This genus forms a remarkable group of spherical, which may be recognized from the more or less distinct “chin” or chin-shaped extension below the areoles. The spines are spreading, and sometimes recurved, suggesting in certain species a kind of spider. This is noticeable, especially on G. denudatum, which is sometimes nicknamed the “spider ”.
Gymnocalyciiim denudatum. S. Brazil, Uruguay, and Argentina. This plant has 5 to 8 very broad ribs, only slightly notched, with the chin below the areoles hardly pronounced. Spines number 5 to 8; there are: no central spines. Theare green, margined with white, the inner petals white or pink with a. green band.
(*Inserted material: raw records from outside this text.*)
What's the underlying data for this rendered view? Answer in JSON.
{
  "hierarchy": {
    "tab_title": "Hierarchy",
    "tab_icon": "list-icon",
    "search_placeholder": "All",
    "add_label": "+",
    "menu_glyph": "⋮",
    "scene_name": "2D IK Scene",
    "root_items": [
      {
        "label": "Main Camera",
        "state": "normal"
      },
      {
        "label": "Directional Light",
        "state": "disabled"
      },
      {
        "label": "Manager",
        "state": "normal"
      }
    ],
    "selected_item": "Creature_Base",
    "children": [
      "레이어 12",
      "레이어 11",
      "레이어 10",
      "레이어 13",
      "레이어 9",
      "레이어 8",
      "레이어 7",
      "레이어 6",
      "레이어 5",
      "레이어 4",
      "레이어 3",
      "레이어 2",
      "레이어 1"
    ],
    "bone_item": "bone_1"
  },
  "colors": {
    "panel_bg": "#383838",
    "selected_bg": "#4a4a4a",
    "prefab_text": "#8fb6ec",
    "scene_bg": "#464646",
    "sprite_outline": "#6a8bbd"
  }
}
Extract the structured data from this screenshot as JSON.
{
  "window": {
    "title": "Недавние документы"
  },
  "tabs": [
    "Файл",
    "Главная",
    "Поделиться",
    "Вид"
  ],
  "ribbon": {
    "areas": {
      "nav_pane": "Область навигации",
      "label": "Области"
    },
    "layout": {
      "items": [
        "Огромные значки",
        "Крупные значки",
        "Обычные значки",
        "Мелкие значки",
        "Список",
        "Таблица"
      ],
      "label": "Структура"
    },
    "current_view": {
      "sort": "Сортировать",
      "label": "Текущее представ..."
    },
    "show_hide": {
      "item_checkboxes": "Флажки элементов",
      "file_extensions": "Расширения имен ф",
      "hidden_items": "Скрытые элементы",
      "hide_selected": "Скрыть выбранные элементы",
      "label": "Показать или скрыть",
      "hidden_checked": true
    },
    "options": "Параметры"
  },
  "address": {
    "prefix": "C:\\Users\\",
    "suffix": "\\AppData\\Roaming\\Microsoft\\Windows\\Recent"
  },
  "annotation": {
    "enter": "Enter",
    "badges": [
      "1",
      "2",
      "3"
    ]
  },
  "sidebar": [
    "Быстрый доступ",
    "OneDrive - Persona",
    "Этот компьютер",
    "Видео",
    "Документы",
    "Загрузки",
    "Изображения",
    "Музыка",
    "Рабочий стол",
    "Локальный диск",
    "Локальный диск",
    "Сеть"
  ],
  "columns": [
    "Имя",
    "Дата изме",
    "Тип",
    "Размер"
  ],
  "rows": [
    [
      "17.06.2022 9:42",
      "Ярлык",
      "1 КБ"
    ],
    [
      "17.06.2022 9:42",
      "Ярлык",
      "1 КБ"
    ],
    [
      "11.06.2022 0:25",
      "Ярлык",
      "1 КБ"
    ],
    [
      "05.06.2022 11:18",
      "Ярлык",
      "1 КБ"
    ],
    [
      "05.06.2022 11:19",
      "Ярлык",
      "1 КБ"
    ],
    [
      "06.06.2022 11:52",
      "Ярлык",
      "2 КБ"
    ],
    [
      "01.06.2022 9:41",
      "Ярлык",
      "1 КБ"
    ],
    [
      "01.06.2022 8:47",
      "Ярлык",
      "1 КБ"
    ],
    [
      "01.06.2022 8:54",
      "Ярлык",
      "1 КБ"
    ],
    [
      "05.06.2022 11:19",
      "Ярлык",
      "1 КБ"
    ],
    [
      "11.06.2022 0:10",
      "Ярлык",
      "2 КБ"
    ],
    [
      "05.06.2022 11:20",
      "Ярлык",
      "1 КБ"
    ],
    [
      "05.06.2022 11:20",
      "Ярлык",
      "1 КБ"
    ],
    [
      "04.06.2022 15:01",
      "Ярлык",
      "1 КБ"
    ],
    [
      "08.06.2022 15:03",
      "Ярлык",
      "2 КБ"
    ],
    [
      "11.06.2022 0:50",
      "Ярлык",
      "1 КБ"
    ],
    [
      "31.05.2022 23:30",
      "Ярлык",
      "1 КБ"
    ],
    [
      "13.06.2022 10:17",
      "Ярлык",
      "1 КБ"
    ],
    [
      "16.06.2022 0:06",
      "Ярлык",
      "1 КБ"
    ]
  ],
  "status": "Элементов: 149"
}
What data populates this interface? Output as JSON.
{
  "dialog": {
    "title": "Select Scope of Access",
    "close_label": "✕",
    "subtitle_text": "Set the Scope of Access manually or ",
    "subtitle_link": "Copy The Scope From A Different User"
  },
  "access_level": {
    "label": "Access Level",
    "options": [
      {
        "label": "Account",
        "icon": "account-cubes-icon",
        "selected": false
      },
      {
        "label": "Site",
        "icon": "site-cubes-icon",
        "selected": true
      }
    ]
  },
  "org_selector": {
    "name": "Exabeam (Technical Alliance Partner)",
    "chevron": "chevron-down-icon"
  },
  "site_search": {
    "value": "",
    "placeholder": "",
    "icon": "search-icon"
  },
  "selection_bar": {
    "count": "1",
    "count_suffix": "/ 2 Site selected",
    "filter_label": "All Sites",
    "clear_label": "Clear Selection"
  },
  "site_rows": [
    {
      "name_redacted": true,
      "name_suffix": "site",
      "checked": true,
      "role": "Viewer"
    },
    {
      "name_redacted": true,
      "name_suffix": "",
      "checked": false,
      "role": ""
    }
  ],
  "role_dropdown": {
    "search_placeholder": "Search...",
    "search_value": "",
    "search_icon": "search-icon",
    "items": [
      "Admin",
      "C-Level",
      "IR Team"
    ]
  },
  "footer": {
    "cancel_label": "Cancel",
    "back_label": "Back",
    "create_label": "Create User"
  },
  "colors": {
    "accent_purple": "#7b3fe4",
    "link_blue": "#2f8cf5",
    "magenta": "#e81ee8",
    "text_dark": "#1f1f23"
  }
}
Gymnocalycium saglione. N. Argentina. The dull: greenare globular, with 10 to 13 ribs according to the age of the plant. While young, the areoles; are felty and at first have erect spines which later-bend outwards. Radial spines number 7 to 12,, centrals 3. The flower has a short tube, greeni outside, white or pale pink inside. This plant is fre-quently found in collections, and is but requires half shade. Argentina. The are globular, glaucous green, possessing 12 to 14 ribs. The chins below the areoles are prominent. Radial spines number about 7; there are no centrals. Flowers greyish-green, white inside. This is a beautiful species, and very free flowering.